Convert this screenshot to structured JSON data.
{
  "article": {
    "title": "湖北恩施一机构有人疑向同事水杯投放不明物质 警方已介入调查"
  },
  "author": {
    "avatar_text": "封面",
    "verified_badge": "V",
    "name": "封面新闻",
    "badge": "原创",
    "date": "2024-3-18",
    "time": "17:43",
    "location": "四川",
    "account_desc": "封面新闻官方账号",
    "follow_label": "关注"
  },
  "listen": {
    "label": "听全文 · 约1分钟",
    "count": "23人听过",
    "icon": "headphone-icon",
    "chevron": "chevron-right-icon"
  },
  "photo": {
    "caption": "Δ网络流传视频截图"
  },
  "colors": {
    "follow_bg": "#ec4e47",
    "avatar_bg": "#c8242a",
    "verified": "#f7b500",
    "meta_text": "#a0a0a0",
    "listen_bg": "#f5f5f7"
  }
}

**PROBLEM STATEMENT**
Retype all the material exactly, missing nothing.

**EXERCISE RESULT**
Convert this screenshot to structured JSON data.
{
  "article": {
    "title": "湖北恩施一机构有人疑向同事水杯投放不明物质 警方已介入调查"
  },
  "author": {
    "avatar_text": "封面",
    "verified_badge": "V",
    "name": "封面新闻",
    "badge": "原创",
    "date": "2024-3-18",
    "time": "17:43",
    "location": "四川",
    "account_desc": "封面新闻官方账号",
    "follow_label": "关注"
  },
  "listen": {
    "label": "听全文 · 约1分钟",
    "count": "23人听过",
    "icon": "headphone-icon",
    "chevron": "chevron-right-icon"
  },
  "photo": {
    "caption": "Δ网络流传视频截图"
  },
  "colors": {
    "follow_bg": "#ec4e47",
    "avatar_bg": "#c8242a",
    "verified": "#f7b500",
    "meta_text": "#a0a0a0",
    "listen_bg": "#f5f5f7"
  }
}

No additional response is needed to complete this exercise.